◆ Exercise material
══════════

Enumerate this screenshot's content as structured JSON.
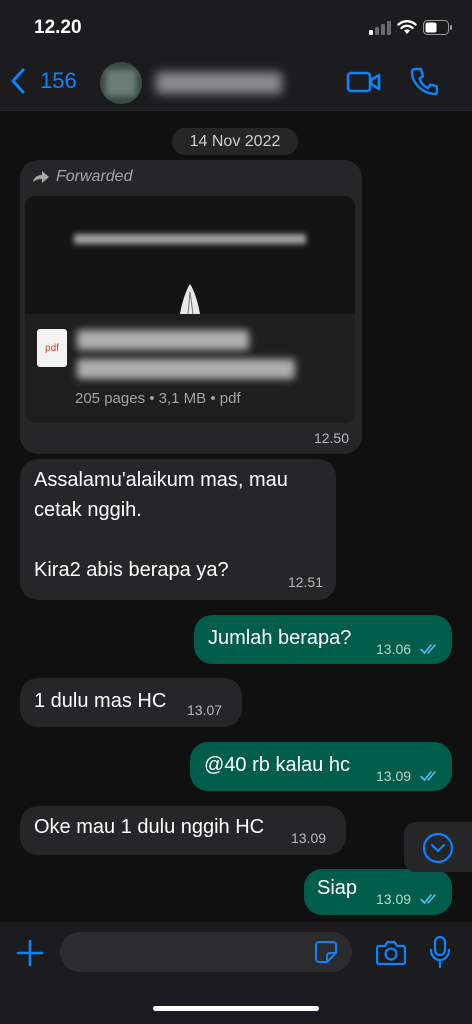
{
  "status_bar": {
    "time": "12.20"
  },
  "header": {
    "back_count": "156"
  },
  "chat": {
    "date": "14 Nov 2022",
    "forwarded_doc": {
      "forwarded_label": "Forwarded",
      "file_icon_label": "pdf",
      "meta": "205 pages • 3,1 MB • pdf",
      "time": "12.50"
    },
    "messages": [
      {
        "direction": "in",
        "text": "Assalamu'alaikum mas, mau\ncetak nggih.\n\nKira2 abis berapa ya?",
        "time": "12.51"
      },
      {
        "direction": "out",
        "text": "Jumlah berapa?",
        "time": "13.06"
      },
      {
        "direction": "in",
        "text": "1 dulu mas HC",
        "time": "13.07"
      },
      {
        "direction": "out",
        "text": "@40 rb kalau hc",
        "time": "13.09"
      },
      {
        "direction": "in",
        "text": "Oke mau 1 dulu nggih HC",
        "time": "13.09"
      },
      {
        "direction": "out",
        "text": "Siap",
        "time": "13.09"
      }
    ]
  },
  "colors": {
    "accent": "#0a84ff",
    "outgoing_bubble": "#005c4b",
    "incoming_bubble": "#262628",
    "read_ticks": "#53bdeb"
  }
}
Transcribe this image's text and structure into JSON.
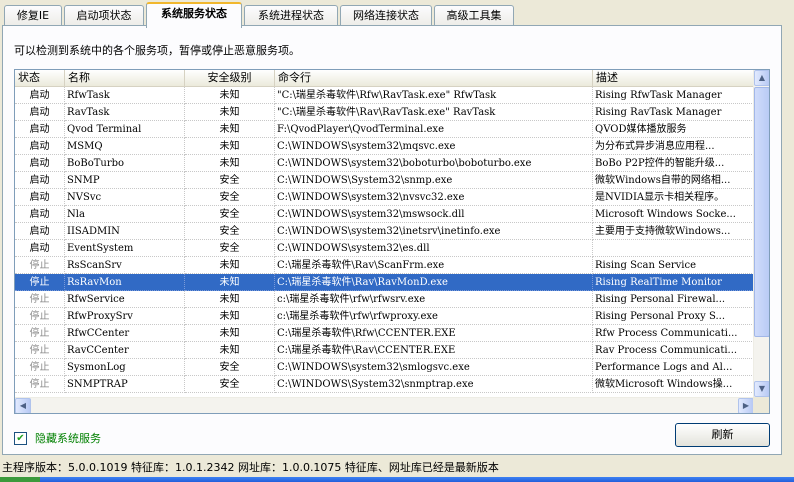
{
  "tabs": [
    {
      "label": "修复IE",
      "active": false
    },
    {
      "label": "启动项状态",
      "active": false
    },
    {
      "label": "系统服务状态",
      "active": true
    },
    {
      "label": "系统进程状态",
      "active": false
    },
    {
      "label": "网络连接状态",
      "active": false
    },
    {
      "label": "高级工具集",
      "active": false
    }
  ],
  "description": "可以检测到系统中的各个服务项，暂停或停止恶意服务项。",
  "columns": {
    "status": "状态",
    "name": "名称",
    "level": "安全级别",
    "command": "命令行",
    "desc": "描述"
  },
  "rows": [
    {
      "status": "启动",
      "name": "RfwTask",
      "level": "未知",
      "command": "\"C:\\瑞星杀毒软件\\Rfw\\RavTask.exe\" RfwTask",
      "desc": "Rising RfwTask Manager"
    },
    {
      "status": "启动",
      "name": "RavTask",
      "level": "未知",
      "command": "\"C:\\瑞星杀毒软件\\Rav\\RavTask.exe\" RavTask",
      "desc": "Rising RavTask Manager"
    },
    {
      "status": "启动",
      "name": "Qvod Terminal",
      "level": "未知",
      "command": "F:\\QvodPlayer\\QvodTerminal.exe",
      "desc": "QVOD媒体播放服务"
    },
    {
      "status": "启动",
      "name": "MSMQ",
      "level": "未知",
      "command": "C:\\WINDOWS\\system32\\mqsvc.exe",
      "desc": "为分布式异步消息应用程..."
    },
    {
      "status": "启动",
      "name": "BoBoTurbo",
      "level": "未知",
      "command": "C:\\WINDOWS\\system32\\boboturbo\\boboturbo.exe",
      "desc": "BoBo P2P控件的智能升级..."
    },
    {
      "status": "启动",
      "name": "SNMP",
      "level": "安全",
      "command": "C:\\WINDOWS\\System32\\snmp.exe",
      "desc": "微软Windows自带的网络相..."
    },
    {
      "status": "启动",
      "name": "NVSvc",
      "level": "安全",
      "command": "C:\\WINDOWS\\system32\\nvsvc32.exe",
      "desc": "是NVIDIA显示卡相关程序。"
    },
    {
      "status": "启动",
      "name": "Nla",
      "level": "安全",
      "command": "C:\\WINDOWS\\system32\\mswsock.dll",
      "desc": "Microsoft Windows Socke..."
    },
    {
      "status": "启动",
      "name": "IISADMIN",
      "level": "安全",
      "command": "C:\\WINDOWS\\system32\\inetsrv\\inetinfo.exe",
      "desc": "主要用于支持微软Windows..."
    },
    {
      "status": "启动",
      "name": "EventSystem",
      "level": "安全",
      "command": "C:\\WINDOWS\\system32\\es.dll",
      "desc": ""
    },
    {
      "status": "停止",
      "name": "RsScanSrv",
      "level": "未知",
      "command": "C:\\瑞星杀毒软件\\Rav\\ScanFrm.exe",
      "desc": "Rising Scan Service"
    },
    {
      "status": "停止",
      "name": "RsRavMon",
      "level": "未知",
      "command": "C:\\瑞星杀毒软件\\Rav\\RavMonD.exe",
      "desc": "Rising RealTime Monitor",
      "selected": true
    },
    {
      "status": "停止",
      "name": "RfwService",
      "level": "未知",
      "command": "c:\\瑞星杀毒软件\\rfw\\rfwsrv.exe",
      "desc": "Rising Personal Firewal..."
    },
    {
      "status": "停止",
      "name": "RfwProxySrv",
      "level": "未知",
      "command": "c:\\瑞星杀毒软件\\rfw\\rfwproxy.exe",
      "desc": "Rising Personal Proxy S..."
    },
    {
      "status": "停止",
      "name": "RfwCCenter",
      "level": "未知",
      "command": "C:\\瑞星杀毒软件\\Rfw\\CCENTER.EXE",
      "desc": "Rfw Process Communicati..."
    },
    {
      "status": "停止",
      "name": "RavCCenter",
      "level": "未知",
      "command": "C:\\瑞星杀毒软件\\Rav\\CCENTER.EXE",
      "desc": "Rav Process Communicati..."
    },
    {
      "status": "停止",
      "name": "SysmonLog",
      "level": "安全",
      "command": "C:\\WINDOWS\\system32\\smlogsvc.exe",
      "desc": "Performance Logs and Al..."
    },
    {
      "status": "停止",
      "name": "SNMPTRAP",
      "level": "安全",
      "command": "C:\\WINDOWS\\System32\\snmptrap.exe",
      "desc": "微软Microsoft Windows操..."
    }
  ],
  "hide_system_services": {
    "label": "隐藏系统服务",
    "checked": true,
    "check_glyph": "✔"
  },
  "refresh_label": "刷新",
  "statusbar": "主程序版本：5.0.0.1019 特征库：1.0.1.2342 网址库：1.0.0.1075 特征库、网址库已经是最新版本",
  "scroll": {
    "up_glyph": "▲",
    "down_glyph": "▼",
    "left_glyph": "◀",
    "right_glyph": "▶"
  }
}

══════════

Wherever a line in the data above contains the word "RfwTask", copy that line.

      "name": "RfwTask",
      "command": "\"C:\\瑞星杀毒软件\\Rfw\\RavTask.exe\" RfwTask",
      "desc": "Rising RfwTask Manager"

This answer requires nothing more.